Ashley Beeby - WinA Member of the Month
This month we are so excited to feature Women in Automotive member, Ashley Beeby.
Ashley is a qualified heavy vehicle diesel mechanic, and is currently working at Cummins after completing her apprenticeship 7 months early through the same organisation.
Ashley recently participated in our #WomenInAutmotiveAtHome Instagram campaign, where she showed our audience through a day in her life as a Woman working in automotive through the COVID-19 pandemic.
As if that wasn't enough, Ashley is also in the process of writing a Fiction novel! Talk about inspiring!
To learn more about Ashley's work, have a look at her instagram page here.
If you would like to be featured or would like to suggest someone to feature in an upcoming WinA Member of the Month article, make sure to let us know at
Tell us a bit about your current role or involvement in the automotive industry.
Ashley: I recently completed my qualifications as a heavy vehicle diesel mechanic. I specialise in repairing and diagnosing engine issues in equipment over 4.5 tonnes. It can be a physically demanding job, but there’s a lot of new infrastructure that makes it more accessible to people of a shorter stature like myself. I work in a workshop, and I love helping the apprecntices who are at earlier stages of their studies. Its part of my responsibility as a qualified mechanic, to help mentor.

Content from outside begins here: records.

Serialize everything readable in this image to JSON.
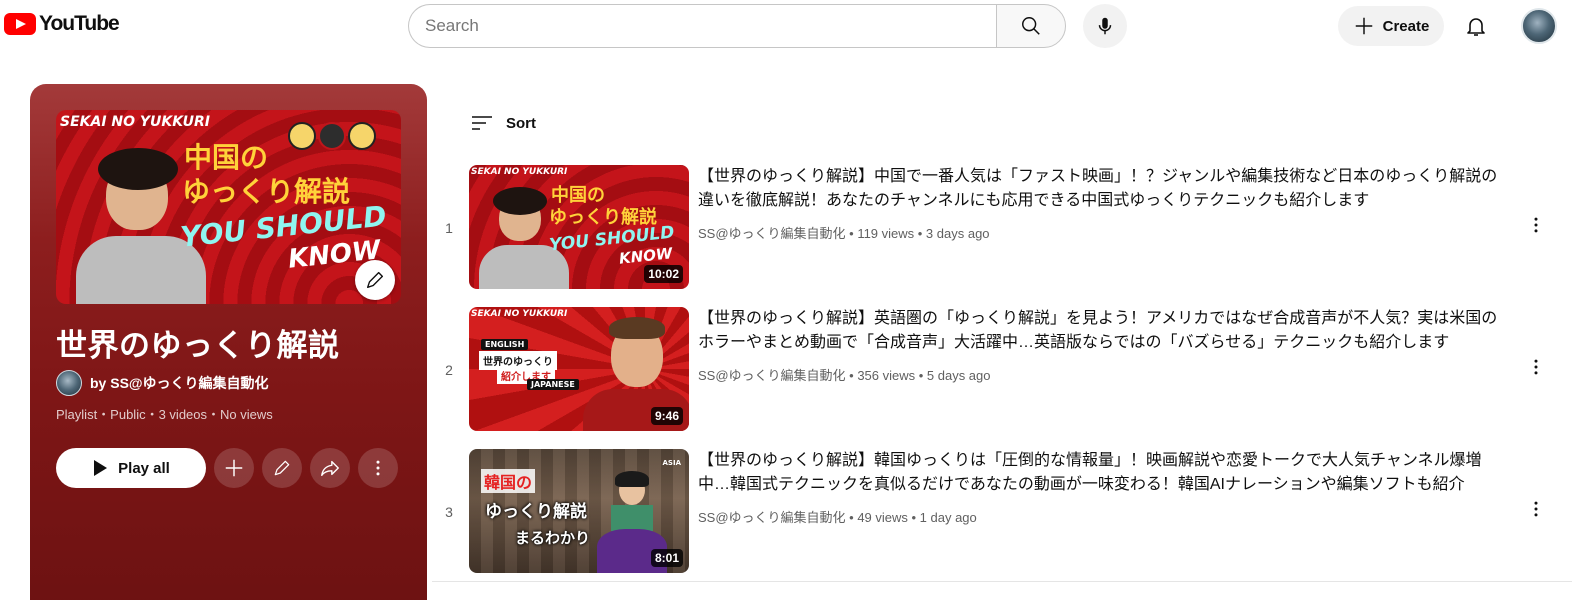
{
  "header": {
    "logo_text": "YouTube",
    "search_placeholder": "Search",
    "create_label": "Create"
  },
  "playlist": {
    "title": "世界のゆっくり解説",
    "owner": "by SS@ゆっくり編集自動化",
    "meta": "Playlist・Public・3 videos・No views",
    "play_all_label": "Play all",
    "thumb": {
      "top_text": "SEKAI NO YUKKURI",
      "line1": "中国の",
      "line2": "ゆっくり解説",
      "line3": "YOU SHOULD",
      "line4": "KNOW"
    }
  },
  "sort_label": "Sort",
  "videos": [
    {
      "index": "1",
      "title": "【世界のゆっくり解説】中国で一番人気は「ファスト映画」！？ジャンルや編集技術など日本のゆっくり解説の違いを徹底解説！あなたのチャンネルにも応用できる中国式ゆっくりテクニックも紹介します",
      "meta": "SS@ゆっくり編集自動化 • 119 views • 3 days ago",
      "duration": "10:02",
      "thumb_top": "SEKAI NO YUKKURI",
      "thumb_l1": "中国の",
      "thumb_l2": "ゆっくり解説",
      "thumb_l3": "YOU SHOULD",
      "thumb_l4": "KNOW"
    },
    {
      "index": "2",
      "title": "【世界のゆっくり解説】英語圏の「ゆっくり解説」を見よう！アメリカではなぜ合成音声が不人気？実は米国のホラーやまとめ動画で「合成音声」大活躍中…英語版ならではの「バズらせる」テクニックも紹介します",
      "meta": "SS@ゆっくり編集自動化 • 356 views • 5 days ago",
      "duration": "9:46",
      "thumb_top": "SEKAI NO YUKKURI",
      "thumb_l1": "ENGLISH",
      "thumb_l2": "世界のゆっくり",
      "thumb_l3": "紹介します",
      "thumb_l4": "JAPANESE"
    },
    {
      "index": "3",
      "title": "【世界のゆっくり解説】韓国ゆっくりは「圧倒的な情報量」！映画解説や恋愛トークで大人気チャンネル爆増中…韓国式テクニックを真似るだけであなたの動画が一味変わる！韓国AIナレーションや編集ソフトも紹介",
      "meta": "SS@ゆっくり編集自動化 • 49 views • 1 day ago",
      "duration": "8:01",
      "thumb_l1": "韓国の",
      "thumb_l2": "ゆっくり解説",
      "thumb_l3": "まるわかり",
      "thumb_corner": "ASIA"
    }
  ],
  "colors": {
    "brand_red": "#ff0000",
    "panel_red": "#8d1e1e"
  }
}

What was your first professional experience within the automotive industry?
Ashley: I found the trade by accident after signing up for a week of work experience with Cummins. The work experience was a school requirement, and I nearly pulled out of the programme when I found out what it was. But my Dad convinced me to see it through. I’m the first person in the family to go into the industry. I had never really worked on or had an interest in cars before that, but I did my work experience and found out that I loved the work!
I still had my VCE studies to complete, so as part of that I signed up for a VET class sponsored through Cummins. Once I had finished my VCE studies I began working at Cummins as an apprentice.
Do you think you have experienced challenges within the industry that your male counterparts haven’t?
Ashley: At first, people in the workshop couldn’t understand why I chose work in mechanics. But it wasn’t because I’m a woman, it was because I graduated with an ATAR in the top 5% of the state, so I certainly felt that pressure to choose an industry that is more reflective of that kind of ATAR score. In general, I think there’s more openness to the idea of women working in the industry now than there may have been previously. Cummins treated me as just another apprentice rather than a female apprentice which was a great help. My height and stature are more of a challenge for me than my gender, it just means I need to approach some work slightly differently. Being in a large organisation has shown me a lot. Cummins have been very supporting. I find people will have curiosities before they have issues, so I’m always happy to help with that.
What is your biggest achievement in auto, personal or professional?
Ashley: I’ve had a lot of exciting things happen in the last 12 months!
Trying to choose one as my ‘biggest’ achievement is really hard.
Wining the Inspirational Young Achiever of the Year Award at Tafe
was super rewarding. It was awarded for more than just how I
performed at Tafe. The award takes what I’ve done in the industry and
the work I’ve done to advocate for the industry into consideration as
well. By highlighting me as an award winner, I was able to highlight the
importance of women working in trades / auto. I wasn’t expecting to
win so it was an amazing surprise.
Do you have a favourite resource as a woman working in the
automotive industry? Maybe a book, event, organization, mentor, or
Ashley: The thing that makes it hard for me to choose something is the
fact that I’m not a ‘rev head’. In Tafe and in school I’d hear people
talking about their cars, or auto in general and it didn’t draw me in. It’s
not a massive passion for me outside of working in it. I will say that the
people I work with are great resources/ mentors. If I need to learn a
new skill or technique, I can always ask. Figuring out who you can rely
on to teach you in a way that works for you is hard, but it’s such a
valuable resource once you do figure that out. The mechanics working
above me are huge role models.
Who is your inspiration as a female in automotive?
Ashley: Another woman who came through Cummins as an apprentice, and who is now a Trainer and Writer, Louise Azzopardi. I also have a passion for writing, so watching Louise’s work is very inspiring.
Finally, what is the best piece of advice that you have received or that you could give to another woman working in the automotive industry?
Ashley: It’s important to have faith in yourself. Learning to adjust your techniques is one of your biggest strengths. Just because you might approach a skill or a task differently doesn’t make you any less capable. Women in automotive are just as capable as our male counterparts.